[Page and application data records]
-- Opening Marker --
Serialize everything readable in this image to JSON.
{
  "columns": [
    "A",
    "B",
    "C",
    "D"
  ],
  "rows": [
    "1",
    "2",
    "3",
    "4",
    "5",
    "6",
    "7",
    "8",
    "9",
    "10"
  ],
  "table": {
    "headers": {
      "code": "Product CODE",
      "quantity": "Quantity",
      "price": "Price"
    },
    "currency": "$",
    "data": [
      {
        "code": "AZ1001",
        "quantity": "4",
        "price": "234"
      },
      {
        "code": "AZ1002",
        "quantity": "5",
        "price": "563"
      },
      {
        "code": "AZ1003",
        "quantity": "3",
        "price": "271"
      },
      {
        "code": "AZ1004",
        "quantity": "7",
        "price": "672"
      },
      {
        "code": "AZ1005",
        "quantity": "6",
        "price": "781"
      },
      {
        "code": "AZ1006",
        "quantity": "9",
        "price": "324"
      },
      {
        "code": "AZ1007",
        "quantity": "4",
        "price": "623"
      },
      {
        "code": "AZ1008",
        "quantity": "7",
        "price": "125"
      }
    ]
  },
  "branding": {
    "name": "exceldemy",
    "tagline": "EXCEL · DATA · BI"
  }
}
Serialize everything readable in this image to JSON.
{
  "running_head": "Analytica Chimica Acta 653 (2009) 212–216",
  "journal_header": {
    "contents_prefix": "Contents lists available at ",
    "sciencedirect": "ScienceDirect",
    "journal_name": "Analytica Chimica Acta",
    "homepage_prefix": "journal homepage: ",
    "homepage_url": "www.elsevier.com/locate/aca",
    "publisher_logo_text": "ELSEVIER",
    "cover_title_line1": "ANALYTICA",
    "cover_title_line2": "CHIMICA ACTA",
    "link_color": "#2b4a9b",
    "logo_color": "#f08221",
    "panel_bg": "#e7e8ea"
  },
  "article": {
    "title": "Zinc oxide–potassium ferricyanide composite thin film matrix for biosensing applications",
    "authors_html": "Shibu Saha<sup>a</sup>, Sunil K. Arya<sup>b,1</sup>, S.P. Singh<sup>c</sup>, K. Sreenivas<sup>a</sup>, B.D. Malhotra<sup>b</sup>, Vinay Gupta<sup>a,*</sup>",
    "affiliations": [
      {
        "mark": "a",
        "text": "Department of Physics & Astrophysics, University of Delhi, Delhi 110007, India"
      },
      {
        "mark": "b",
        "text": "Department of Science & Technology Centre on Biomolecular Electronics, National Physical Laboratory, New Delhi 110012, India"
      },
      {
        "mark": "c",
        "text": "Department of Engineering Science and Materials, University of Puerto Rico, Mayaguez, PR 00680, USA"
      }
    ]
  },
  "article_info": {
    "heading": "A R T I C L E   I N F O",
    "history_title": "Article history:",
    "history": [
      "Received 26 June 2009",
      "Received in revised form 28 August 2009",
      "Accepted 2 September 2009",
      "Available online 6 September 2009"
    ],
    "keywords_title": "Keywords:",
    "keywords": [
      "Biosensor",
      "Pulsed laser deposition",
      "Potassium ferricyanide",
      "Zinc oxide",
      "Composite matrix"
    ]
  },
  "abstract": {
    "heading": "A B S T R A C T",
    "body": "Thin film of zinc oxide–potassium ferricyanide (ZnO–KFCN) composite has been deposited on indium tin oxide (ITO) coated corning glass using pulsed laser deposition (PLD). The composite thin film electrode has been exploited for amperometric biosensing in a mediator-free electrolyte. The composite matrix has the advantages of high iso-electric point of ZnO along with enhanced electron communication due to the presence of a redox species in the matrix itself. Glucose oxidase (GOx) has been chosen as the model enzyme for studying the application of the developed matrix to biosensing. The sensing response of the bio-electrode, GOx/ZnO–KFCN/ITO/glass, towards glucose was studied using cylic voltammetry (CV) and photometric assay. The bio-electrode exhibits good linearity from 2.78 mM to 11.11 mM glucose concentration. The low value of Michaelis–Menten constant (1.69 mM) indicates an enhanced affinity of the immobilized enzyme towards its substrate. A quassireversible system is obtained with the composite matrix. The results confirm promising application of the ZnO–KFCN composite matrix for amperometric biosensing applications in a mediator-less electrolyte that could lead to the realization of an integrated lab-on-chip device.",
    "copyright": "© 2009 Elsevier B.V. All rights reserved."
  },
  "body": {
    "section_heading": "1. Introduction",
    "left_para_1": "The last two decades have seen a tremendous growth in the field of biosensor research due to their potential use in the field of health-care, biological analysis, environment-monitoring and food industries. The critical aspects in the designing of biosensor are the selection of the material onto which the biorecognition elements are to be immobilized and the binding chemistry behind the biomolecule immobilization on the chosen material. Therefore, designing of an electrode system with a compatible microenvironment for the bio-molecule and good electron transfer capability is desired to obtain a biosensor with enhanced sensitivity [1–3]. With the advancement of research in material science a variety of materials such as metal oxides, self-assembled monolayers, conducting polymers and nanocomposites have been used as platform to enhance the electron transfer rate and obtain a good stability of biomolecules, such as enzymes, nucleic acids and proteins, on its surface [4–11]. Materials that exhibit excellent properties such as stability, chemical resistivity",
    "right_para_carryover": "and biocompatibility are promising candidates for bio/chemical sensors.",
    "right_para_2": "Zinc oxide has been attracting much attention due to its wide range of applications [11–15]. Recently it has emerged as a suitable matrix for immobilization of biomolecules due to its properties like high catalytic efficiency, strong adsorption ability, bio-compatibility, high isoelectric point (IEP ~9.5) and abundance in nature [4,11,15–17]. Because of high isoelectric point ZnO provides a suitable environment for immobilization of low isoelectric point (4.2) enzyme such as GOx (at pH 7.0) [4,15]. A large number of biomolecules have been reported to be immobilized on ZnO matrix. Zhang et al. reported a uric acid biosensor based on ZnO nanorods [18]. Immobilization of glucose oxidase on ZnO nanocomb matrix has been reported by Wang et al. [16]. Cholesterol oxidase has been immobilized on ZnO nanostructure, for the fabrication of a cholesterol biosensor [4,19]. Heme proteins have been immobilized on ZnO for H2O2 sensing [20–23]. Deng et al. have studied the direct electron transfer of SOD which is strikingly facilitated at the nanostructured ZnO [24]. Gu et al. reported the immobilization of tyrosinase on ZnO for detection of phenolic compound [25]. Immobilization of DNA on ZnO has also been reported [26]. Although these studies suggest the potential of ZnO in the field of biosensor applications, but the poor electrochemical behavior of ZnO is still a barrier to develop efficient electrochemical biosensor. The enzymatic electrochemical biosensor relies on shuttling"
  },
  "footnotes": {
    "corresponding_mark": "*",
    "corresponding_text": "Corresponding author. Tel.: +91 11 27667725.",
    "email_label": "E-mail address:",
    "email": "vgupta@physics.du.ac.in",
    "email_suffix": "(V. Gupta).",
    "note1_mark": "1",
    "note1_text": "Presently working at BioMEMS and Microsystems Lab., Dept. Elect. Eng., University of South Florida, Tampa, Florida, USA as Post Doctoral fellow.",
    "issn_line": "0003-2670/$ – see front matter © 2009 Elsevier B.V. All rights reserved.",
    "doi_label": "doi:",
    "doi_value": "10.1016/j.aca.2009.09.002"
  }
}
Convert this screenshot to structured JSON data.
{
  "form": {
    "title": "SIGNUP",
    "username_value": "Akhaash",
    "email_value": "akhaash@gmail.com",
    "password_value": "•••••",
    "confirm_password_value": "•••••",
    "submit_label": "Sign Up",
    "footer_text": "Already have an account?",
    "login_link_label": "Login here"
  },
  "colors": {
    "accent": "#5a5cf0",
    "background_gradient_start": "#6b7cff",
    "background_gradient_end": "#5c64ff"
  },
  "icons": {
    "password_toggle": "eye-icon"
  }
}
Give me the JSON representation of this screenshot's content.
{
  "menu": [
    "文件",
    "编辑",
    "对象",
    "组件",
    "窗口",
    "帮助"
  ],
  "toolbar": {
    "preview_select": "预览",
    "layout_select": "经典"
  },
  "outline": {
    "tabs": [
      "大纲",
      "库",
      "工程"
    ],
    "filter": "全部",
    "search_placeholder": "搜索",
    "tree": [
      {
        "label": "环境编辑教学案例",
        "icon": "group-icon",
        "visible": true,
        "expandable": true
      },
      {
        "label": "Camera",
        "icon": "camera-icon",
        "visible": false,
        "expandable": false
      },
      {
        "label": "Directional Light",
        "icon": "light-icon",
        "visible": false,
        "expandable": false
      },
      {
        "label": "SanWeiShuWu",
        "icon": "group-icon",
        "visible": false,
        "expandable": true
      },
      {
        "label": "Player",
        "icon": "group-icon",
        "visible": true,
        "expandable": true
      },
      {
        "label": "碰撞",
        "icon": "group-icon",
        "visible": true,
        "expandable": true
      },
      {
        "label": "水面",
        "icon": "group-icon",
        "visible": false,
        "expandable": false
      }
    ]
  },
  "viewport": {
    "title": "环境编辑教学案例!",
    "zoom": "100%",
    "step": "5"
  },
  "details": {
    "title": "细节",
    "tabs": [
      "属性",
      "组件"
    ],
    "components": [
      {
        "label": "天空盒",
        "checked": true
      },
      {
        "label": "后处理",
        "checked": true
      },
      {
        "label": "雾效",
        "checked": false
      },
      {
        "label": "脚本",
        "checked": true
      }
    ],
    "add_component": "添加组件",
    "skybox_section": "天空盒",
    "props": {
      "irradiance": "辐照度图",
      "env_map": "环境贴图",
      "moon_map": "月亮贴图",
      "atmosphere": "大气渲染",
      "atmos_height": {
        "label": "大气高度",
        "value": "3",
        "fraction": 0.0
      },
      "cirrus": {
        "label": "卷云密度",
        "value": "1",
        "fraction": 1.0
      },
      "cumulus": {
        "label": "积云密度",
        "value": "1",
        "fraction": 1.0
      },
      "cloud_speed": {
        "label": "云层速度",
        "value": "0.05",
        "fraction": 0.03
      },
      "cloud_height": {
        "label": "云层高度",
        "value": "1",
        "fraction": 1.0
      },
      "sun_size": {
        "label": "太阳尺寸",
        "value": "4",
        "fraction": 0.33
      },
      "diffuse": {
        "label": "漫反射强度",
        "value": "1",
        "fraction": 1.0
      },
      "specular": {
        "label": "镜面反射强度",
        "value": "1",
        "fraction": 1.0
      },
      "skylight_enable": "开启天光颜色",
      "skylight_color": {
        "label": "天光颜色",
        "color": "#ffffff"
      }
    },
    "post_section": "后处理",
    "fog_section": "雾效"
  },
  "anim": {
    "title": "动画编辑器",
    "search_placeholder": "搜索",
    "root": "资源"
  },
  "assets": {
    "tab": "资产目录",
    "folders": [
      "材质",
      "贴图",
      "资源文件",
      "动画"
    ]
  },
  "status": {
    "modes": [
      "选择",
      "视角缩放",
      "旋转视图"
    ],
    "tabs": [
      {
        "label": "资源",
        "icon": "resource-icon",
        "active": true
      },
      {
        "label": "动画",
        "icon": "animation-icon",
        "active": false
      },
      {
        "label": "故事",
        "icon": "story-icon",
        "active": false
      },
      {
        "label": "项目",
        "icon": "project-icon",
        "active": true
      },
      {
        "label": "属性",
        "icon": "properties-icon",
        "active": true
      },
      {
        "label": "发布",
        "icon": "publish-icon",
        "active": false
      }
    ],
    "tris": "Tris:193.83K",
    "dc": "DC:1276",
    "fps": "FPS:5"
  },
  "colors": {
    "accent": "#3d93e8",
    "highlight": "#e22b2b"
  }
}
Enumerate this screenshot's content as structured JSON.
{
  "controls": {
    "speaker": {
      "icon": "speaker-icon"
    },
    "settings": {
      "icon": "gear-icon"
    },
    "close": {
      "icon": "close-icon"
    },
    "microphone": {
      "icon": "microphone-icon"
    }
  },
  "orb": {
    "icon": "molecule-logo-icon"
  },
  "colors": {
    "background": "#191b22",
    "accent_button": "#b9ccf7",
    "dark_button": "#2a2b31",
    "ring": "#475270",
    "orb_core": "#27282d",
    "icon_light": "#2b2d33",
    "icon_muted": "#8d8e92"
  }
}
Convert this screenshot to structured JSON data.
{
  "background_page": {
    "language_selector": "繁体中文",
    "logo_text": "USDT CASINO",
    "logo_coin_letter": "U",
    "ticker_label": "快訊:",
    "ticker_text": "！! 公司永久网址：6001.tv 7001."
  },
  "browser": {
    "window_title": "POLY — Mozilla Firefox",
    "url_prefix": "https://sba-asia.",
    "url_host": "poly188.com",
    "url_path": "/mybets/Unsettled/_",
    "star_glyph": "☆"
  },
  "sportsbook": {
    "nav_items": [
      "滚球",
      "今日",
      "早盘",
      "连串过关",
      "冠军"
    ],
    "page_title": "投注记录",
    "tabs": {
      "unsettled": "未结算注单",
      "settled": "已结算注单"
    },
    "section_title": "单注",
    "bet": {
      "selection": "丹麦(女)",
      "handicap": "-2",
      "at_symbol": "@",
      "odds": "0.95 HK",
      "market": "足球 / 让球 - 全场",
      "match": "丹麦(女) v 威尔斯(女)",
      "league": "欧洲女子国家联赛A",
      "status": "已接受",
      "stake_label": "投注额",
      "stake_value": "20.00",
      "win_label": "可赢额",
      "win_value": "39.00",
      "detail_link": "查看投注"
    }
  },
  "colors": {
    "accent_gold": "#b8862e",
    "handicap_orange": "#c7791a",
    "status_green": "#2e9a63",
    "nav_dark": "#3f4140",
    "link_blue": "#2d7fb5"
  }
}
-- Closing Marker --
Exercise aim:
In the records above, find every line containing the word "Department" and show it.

Task response:
        "text": "Department of Physics & Astrophysics, University of Delhi, Delhi 110007, India"
        "text": "Department of Science & Technology Centre on Biomolecular Electronics, National Physical Laboratory, New Delhi 110012, India"
        "text": "Department of Engineering Science and Materials, University of Puerto Rico, Mayaguez, PR 00680, USA"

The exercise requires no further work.